(Beginning of Source records)

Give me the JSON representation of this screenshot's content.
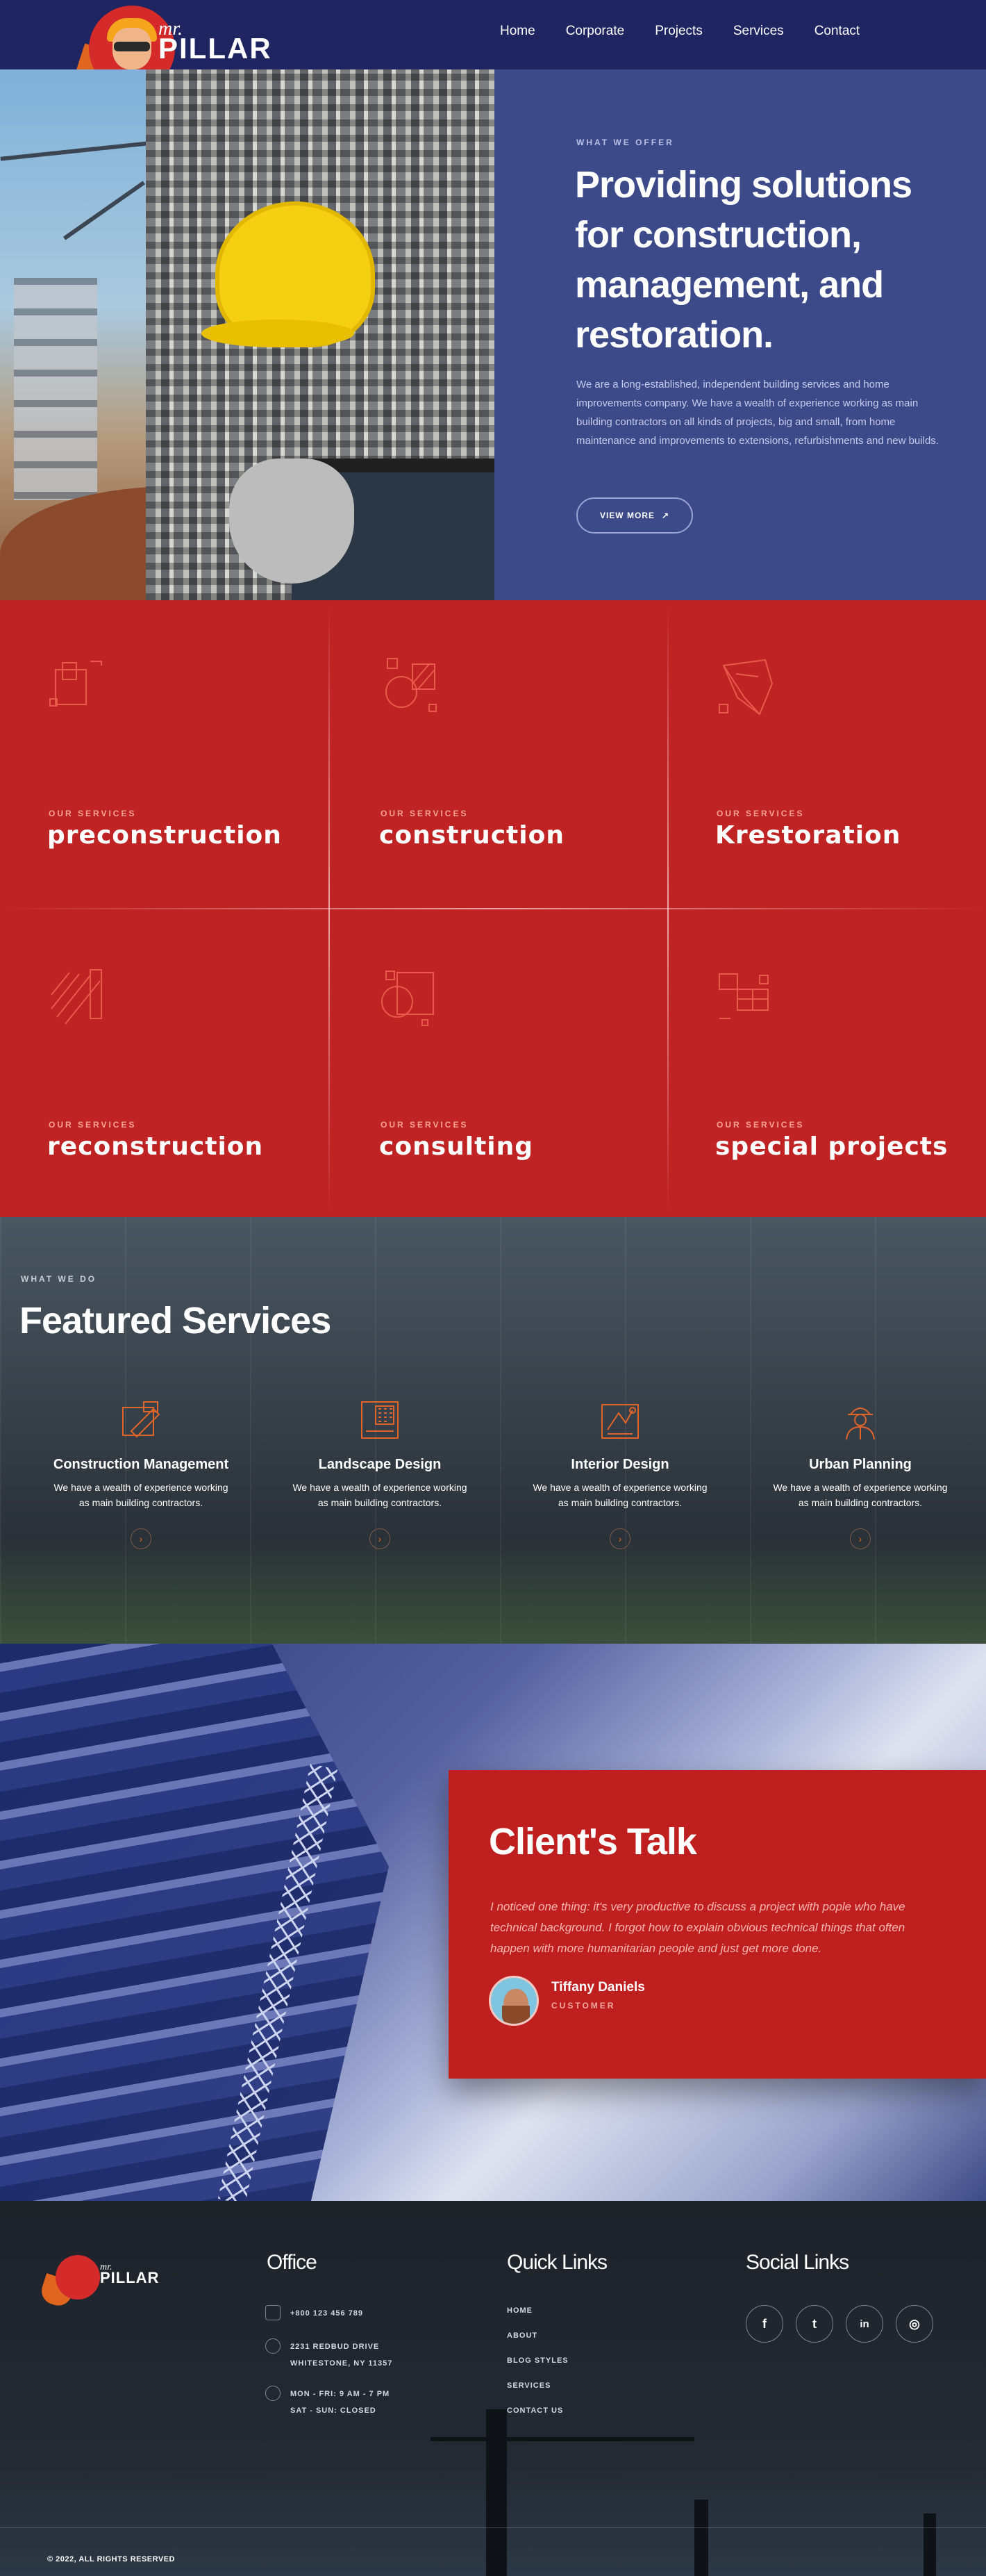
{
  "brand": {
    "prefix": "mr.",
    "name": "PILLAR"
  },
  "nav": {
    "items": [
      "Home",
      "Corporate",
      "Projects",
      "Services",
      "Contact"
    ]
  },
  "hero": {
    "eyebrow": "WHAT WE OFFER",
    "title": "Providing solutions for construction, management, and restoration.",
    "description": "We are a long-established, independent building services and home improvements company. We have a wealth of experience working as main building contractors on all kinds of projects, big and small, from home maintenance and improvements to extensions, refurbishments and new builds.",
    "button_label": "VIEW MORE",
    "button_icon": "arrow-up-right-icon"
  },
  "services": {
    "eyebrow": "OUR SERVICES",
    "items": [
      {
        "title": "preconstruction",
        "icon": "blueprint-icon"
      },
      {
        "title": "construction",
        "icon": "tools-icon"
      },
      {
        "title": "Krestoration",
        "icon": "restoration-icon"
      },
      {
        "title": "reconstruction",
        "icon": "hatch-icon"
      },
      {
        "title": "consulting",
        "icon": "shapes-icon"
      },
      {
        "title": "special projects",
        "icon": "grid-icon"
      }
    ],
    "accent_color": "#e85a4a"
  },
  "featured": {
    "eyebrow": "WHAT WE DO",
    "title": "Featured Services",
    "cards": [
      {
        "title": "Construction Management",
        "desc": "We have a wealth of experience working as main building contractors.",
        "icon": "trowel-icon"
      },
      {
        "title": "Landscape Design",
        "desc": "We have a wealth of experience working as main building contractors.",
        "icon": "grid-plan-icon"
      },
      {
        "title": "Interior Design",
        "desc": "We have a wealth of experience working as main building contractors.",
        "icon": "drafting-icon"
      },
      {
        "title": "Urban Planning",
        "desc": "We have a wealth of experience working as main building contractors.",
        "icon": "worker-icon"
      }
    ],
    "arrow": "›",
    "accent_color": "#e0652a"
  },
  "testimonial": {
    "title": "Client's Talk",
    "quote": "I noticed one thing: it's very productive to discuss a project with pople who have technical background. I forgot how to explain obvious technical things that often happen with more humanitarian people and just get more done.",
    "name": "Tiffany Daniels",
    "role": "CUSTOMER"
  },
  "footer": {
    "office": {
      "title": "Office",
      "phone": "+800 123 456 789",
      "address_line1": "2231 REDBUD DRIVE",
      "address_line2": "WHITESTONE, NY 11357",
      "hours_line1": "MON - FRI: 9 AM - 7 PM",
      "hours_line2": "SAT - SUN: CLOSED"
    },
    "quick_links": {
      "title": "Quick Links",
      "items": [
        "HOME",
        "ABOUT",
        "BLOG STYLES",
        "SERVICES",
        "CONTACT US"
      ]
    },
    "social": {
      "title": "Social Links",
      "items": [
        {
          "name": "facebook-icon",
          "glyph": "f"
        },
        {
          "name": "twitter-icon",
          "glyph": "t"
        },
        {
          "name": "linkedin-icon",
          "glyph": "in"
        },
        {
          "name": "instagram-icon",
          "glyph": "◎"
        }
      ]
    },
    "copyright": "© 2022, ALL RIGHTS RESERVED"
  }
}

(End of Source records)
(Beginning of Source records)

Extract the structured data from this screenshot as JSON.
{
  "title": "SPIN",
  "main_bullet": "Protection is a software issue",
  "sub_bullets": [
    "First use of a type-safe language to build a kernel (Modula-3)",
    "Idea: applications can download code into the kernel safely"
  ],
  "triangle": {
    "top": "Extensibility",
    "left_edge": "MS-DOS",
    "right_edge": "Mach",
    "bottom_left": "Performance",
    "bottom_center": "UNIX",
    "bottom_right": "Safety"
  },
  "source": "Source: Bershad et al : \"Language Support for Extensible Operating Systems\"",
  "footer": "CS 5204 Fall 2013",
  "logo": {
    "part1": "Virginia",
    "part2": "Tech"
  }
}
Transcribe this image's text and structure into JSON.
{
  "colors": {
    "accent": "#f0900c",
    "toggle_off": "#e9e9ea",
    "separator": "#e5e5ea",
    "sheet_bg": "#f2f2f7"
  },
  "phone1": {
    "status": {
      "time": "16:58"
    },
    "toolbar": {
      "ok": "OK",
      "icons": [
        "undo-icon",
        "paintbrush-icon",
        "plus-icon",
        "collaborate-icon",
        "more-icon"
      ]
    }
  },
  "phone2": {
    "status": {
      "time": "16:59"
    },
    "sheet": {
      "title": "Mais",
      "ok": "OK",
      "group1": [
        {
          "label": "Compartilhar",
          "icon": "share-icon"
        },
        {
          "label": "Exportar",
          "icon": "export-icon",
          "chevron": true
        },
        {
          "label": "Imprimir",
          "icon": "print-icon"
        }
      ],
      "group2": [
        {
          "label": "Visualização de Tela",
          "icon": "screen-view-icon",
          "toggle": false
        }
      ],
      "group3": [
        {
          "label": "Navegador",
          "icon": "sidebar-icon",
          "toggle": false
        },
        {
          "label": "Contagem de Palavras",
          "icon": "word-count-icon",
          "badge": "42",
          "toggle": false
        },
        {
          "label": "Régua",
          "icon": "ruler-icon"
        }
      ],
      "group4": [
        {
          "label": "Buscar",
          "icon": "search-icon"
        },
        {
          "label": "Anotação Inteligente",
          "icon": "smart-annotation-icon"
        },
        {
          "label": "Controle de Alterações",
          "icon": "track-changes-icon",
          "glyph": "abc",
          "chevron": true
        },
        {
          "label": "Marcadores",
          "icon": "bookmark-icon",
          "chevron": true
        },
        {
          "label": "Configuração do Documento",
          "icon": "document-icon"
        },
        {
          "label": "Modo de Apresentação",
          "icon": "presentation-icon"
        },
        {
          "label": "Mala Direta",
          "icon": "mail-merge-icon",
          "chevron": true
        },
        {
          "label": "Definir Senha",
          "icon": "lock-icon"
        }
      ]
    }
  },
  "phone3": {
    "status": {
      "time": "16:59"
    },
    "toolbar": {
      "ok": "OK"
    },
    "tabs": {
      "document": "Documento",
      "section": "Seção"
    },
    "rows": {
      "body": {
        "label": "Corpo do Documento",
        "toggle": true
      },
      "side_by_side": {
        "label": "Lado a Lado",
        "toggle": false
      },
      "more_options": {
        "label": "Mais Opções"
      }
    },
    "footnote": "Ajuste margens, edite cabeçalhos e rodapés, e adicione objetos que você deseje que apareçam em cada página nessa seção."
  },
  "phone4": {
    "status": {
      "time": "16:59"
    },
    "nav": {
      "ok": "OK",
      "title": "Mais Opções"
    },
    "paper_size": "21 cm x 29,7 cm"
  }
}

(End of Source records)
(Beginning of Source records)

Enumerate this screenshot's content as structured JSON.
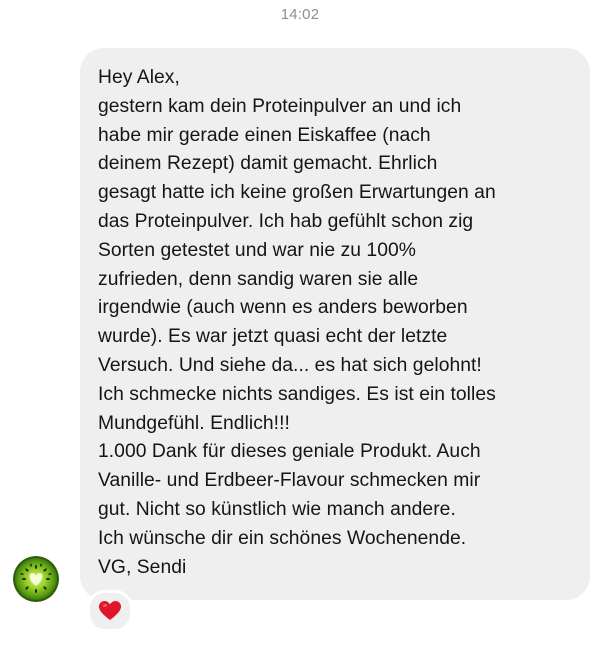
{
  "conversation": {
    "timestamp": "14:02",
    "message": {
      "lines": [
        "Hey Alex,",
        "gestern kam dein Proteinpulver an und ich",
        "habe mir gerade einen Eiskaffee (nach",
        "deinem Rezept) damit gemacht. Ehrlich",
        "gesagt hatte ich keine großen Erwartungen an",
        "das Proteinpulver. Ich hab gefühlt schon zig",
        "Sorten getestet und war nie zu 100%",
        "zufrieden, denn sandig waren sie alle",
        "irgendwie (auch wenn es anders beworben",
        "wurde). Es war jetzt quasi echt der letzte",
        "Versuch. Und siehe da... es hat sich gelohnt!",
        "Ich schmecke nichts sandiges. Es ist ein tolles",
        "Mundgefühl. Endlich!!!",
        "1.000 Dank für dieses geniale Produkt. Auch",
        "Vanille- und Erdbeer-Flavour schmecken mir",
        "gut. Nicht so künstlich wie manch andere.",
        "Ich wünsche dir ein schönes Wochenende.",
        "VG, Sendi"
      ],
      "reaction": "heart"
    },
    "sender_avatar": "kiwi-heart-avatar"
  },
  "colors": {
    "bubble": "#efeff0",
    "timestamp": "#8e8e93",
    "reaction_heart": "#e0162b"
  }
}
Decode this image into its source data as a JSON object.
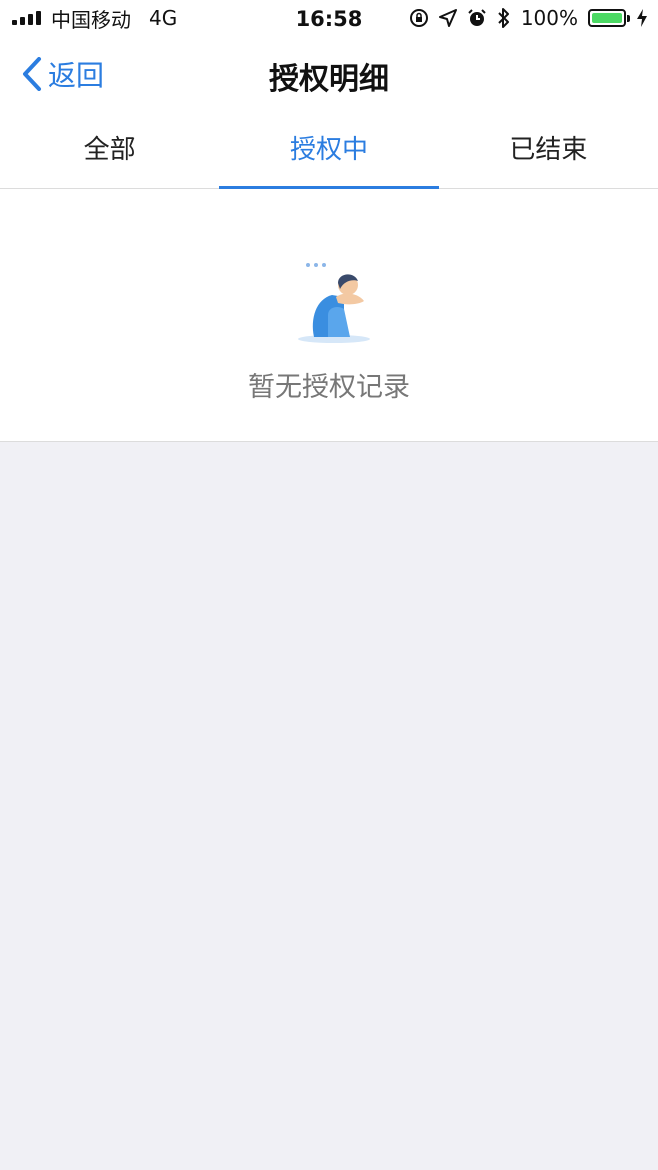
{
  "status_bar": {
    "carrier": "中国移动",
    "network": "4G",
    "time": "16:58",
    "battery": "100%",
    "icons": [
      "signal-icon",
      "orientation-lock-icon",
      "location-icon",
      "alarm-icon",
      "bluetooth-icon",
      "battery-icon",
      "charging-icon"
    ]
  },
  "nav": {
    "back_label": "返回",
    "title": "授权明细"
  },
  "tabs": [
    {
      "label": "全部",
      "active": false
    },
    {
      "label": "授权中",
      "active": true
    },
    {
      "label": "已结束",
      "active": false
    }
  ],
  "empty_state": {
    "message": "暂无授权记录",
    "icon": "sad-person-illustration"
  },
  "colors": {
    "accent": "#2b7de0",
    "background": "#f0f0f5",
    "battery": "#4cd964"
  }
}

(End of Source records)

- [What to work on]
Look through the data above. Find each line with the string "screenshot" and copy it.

- [Your response]
Give me the JSON representation of this screenshot's content.
Extract the structured data from this screenshot as JSON.
Enumerate this screenshot's content as structured JSON.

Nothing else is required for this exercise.